- **TASK PROMPT**
Down to the last word, output the records below, skipping any images.

- **MATERIAL TO PROCESS**
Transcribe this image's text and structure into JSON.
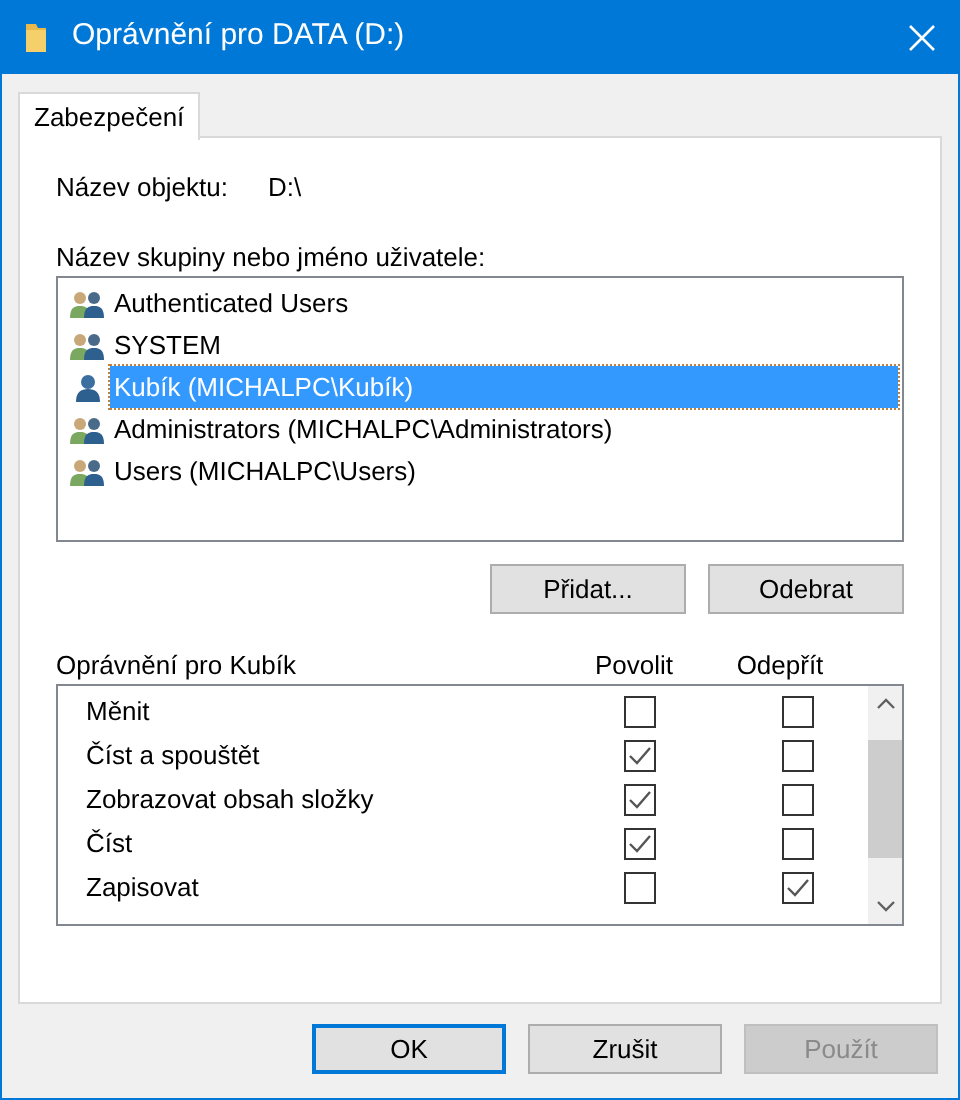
{
  "window": {
    "title": "Oprávnění pro DATA (D:)"
  },
  "tabs": [
    {
      "label": "Zabezpečení",
      "selected": true
    }
  ],
  "object_name": {
    "label": "Název objektu:",
    "value": "D:\\"
  },
  "principals": {
    "label": "Název skupiny nebo jméno uživatele:",
    "items": [
      {
        "name": "Authenticated Users",
        "kind": "group",
        "selected": false
      },
      {
        "name": "SYSTEM",
        "kind": "group",
        "selected": false
      },
      {
        "name": "Kubík (MICHALPC\\Kubík)",
        "kind": "user",
        "selected": true
      },
      {
        "name": "Administrators (MICHALPC\\Administrators)",
        "kind": "group",
        "selected": false
      },
      {
        "name": "Users (MICHALPC\\Users)",
        "kind": "group",
        "selected": false
      }
    ]
  },
  "principal_buttons": [
    "Přidat...",
    "Odebrat"
  ],
  "permissions": {
    "label": "Oprávnění pro Kubík",
    "columns": [
      "Povolit",
      "Odepřít"
    ],
    "rows": [
      {
        "name": "Měnit",
        "allow": false,
        "deny": false
      },
      {
        "name": "Číst a spouštět",
        "allow": true,
        "deny": false
      },
      {
        "name": "Zobrazovat obsah složky",
        "allow": true,
        "deny": false
      },
      {
        "name": "Číst",
        "allow": true,
        "deny": false
      },
      {
        "name": "Zapisovat",
        "allow": false,
        "deny": true
      }
    ]
  },
  "buttons": [
    {
      "label": "OK",
      "default": true,
      "disabled": false
    },
    {
      "label": "Zrušit",
      "default": false,
      "disabled": false
    },
    {
      "label": "Použít",
      "default": false,
      "disabled": true
    }
  ]
}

- **WRITTEN SOLUTION**
Transcribe this image's text and structure into JSON.
{
  "window": {
    "title": "Oprávnění pro DATA (D:)"
  },
  "tabs": [
    {
      "label": "Zabezpečení",
      "selected": true
    }
  ],
  "object_name": {
    "label": "Název objektu:",
    "value": "D:\\"
  },
  "principals": {
    "label": "Název skupiny nebo jméno uživatele:",
    "items": [
      {
        "name": "Authenticated Users",
        "kind": "group",
        "selected": false
      },
      {
        "name": "SYSTEM",
        "kind": "group",
        "selected": false
      },
      {
        "name": "Kubík (MICHALPC\\Kubík)",
        "kind": "user",
        "selected": true
      },
      {
        "name": "Administrators (MICHALPC\\Administrators)",
        "kind": "group",
        "selected": false
      },
      {
        "name": "Users (MICHALPC\\Users)",
        "kind": "group",
        "selected": false
      }
    ]
  },
  "principal_buttons": [
    "Přidat...",
    "Odebrat"
  ],
  "permissions": {
    "label": "Oprávnění pro Kubík",
    "columns": [
      "Povolit",
      "Odepřít"
    ],
    "rows": [
      {
        "name": "Měnit",
        "allow": false,
        "deny": false
      },
      {
        "name": "Číst a spouštět",
        "allow": true,
        "deny": false
      },
      {
        "name": "Zobrazovat obsah složky",
        "allow": true,
        "deny": false
      },
      {
        "name": "Číst",
        "allow": true,
        "deny": false
      },
      {
        "name": "Zapisovat",
        "allow": false,
        "deny": true
      }
    ]
  },
  "buttons": [
    {
      "label": "OK",
      "default": true,
      "disabled": false
    },
    {
      "label": "Zrušit",
      "default": false,
      "disabled": false
    },
    {
      "label": "Použít",
      "default": false,
      "disabled": true
    }
  ]
}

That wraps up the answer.